Investigators are also looking at the integrity of LDEF systems data and preliminary results to compare different coatings available to protect Freedom's large radiators. Banks said one coating, a black paint called Z-93, held up very well on the LDEF Marshall Space Flight Center experiments. The paint seems to offer several advantages. Its aerial density is lower and it is significantly lighter than other paints. It is a high-performance, durable coating with good long-term performance properties and it showed little darkening during LDEF's orbital stay. Z-93 flew on Apollo and Skylab, so investigators have reasonable confidence in it. "We realize that you can reduce the amount of power needed on Freedom and save considerable weight--1200 pounds compared to Teflon--on the radiator surfaces with Z-93. You'd need a fairly thick coating of silver Teflon on the radiators to have them survive for 15 years," Banks said. "Z-93 is now considered the baseline candidate on the restructured Space Station Freedom." "One very important finding from LDEF is how incredibly stable it remained during its 5.9 years in space," said Sally Little, liaison between the LDEF Science Office and the Space Station Freedom office at NASA Headquarters, Washington, D.C. "Freedom will be designed to remain stable as well, although its altitude will differ. LDEF brings home how important it is to protect the leading surfaces of a space system. - more -2"We are using that information to help us determine how much shielding we need against the debris environment," Little noted. "We are confident now, however, that we don't need as much meteoroid and debris shielding on the trailing side of Freedom. We can save weight, reduce the maintenance requirements and ultimately save money--a direct result of the LDEF experience." "It's imperative that the investigators in highly

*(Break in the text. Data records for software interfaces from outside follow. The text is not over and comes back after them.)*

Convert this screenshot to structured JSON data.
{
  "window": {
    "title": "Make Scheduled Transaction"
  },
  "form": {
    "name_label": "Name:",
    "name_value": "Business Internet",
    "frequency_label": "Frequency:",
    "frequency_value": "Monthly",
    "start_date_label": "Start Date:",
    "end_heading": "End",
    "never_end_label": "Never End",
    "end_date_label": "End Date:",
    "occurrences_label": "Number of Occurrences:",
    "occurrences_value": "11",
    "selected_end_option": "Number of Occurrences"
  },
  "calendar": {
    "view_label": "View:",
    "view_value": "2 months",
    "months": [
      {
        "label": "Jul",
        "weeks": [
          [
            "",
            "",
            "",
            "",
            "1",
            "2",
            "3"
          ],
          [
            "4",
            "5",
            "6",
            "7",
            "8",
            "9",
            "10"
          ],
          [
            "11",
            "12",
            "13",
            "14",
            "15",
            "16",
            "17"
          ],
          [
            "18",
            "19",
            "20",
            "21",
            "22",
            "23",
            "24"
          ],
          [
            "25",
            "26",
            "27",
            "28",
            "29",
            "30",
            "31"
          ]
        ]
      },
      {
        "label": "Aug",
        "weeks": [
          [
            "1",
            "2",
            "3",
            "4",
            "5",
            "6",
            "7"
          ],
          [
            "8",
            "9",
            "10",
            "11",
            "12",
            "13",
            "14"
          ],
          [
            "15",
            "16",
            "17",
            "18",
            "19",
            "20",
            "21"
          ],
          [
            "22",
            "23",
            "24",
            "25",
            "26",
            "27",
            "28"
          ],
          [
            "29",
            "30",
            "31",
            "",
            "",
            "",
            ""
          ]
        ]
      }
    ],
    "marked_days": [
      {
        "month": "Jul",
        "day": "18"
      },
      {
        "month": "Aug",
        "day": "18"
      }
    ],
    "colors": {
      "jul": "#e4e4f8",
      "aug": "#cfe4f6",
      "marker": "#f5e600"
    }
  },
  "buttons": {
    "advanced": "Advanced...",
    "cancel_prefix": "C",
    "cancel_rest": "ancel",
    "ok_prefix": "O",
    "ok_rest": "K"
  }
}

specialized disciplines come together to integrate, synthesize and disseminate this information into the community," said Little, "That's what the symposium was all about. We must translate this scientific information into terms that people in other disciplines can understand. In order for us to know how the electronics survived, for example, we have to understand radiation and its effects." "It's so important to have a mission like LDEF," Little added. "It is allowing us to extrapolate data and compare it with ground data to determine the life of many materials for future missions. LDEF is definitely confirming how detrimental the space environment can be. A 7-day Space Shuttle mission is one thing; a 6-year LDEF mission is something else." Looking further into the future, scientists are considering what the LDEF results mean for the design of lunar bases and Mars-bound spacecraft. For example, no radiation effects were observed in LDEF surface materials, but possible radiation effects were reported in uncovered solar cells, electronics and quartz crystal resonators. The effects of directional properties of trapped protons were clearly observed in aluminum tray clamps and stainless steel trunnion layers. "These data will provide a high-precision test of new trapped proton directional models, said Tom Parnell, chairman of the radiation special investigation group from Marshall Space Flight Center. "Due to LDEF's long exposure and stability, the data base is unique and important for planning radiation shielding in future space systems." LDEF's impact won't be limited to hardware. The life science experiment that probably received the most attention was SEEDS (Space Exposed Experiment Developed for Students), which involved distributing 12.5 million tomato seeds to over 3.5 million students. "Reports show that space-flown seeds had slightly higher germination rates than unflown seeds," said William Kinard, Head, LDEF Science Office. This may indicate that space can be used to store seed material in the future. But the stimulus that this experiment has provided to student interest in science, may prove to be its most important contribution." - end -